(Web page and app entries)

──────

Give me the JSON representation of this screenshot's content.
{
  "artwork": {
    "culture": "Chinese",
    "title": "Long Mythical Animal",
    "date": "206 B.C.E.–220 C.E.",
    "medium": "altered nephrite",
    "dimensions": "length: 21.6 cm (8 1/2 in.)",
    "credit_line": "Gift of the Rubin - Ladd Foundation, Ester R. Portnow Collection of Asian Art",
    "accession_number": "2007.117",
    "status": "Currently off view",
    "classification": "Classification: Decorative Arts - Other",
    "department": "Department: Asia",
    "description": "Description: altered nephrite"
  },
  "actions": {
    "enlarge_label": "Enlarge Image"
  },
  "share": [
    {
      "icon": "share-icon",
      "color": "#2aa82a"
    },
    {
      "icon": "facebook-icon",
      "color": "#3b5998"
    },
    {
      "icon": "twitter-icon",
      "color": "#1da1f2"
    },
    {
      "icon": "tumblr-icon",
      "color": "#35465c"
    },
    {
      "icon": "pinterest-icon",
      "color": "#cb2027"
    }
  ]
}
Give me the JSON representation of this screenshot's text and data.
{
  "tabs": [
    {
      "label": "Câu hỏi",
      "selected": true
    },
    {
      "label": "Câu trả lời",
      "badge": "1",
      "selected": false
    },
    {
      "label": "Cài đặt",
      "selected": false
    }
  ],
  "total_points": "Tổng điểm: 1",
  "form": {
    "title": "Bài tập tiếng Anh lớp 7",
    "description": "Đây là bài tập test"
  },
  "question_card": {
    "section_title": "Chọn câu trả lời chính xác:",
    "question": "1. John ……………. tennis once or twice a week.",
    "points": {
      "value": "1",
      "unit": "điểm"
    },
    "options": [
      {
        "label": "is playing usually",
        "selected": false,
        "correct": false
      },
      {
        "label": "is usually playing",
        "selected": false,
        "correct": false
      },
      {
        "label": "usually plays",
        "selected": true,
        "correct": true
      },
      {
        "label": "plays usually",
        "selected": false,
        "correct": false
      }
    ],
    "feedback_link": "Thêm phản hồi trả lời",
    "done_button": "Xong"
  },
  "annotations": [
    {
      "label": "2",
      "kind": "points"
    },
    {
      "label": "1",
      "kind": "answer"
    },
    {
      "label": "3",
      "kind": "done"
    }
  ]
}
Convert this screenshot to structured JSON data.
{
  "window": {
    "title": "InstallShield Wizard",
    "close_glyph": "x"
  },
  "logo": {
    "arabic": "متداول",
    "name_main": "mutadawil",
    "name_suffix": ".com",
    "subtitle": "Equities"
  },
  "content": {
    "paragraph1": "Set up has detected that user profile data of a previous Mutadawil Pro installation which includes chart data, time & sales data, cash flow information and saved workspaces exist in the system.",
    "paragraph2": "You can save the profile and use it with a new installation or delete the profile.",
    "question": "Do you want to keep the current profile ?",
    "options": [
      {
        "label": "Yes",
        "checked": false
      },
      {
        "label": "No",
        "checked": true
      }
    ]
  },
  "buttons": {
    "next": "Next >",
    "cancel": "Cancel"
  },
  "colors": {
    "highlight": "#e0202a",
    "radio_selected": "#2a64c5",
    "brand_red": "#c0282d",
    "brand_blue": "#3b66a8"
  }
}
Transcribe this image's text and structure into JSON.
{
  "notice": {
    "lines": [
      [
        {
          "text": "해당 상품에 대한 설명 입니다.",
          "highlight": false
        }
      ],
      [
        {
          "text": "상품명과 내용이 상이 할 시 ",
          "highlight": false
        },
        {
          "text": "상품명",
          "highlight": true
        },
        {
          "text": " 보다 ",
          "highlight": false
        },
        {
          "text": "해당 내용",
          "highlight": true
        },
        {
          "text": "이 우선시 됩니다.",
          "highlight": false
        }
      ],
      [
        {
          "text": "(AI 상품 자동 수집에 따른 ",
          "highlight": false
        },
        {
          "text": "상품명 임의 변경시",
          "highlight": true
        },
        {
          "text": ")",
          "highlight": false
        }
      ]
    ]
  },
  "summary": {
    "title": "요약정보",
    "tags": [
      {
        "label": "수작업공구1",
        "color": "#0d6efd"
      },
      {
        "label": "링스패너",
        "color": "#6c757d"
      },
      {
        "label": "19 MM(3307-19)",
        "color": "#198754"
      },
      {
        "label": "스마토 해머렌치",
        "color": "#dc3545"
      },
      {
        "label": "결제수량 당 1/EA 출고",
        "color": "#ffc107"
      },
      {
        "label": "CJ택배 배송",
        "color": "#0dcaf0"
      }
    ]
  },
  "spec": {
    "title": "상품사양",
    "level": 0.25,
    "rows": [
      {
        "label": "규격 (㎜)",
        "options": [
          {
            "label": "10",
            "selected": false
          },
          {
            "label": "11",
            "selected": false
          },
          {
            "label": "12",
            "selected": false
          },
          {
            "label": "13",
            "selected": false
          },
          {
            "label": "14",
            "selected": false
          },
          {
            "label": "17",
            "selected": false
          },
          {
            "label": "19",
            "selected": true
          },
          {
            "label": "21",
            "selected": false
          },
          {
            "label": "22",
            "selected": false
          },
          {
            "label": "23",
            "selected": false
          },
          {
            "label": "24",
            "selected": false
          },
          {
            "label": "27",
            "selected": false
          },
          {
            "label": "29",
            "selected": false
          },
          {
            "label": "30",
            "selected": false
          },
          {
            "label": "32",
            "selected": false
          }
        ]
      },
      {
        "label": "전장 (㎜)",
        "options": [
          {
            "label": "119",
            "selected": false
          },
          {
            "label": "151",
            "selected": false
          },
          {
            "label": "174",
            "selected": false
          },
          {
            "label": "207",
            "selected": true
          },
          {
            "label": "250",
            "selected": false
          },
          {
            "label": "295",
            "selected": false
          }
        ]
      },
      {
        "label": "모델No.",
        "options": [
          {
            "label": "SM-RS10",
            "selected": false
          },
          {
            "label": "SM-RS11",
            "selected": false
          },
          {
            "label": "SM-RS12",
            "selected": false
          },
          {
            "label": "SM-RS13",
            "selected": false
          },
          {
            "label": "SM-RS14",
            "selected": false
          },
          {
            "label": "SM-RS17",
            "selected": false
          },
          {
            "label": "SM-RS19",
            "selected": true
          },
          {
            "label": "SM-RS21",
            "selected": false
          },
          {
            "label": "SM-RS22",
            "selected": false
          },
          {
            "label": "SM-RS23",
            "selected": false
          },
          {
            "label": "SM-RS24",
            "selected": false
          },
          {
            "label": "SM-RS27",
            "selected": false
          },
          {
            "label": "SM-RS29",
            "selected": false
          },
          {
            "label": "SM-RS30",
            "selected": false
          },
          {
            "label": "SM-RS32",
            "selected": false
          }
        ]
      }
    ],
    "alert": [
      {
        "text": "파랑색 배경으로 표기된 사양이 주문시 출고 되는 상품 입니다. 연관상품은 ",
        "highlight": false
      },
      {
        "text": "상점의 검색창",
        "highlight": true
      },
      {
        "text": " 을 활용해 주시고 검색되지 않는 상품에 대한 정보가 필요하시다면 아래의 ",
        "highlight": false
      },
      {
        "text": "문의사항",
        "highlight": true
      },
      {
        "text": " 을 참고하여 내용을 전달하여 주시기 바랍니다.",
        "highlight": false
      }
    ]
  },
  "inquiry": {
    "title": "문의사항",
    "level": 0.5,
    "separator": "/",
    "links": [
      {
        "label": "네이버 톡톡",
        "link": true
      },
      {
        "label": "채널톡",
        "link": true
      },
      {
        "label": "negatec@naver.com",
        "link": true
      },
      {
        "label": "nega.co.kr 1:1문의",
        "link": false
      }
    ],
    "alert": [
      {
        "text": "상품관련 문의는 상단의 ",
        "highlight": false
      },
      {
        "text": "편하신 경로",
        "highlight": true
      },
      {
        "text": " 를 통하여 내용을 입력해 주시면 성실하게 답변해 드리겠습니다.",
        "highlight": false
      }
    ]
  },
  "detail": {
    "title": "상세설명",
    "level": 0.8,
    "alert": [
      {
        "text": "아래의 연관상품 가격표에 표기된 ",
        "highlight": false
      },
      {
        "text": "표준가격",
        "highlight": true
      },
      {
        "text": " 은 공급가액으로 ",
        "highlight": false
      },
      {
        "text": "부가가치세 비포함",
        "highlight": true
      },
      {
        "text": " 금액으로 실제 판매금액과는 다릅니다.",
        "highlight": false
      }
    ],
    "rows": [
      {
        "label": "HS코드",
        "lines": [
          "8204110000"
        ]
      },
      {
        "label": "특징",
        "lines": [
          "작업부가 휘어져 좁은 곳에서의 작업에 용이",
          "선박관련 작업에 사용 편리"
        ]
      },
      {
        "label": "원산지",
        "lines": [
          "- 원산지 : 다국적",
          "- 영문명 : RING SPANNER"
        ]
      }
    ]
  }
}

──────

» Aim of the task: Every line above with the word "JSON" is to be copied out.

» Answer section:
Give me the JSON representation of this screenshot's content.
Give me the JSON representation of this screenshot's text and data.
Convert this screenshot to structured JSON data.
Transcribe this image's text and structure into JSON.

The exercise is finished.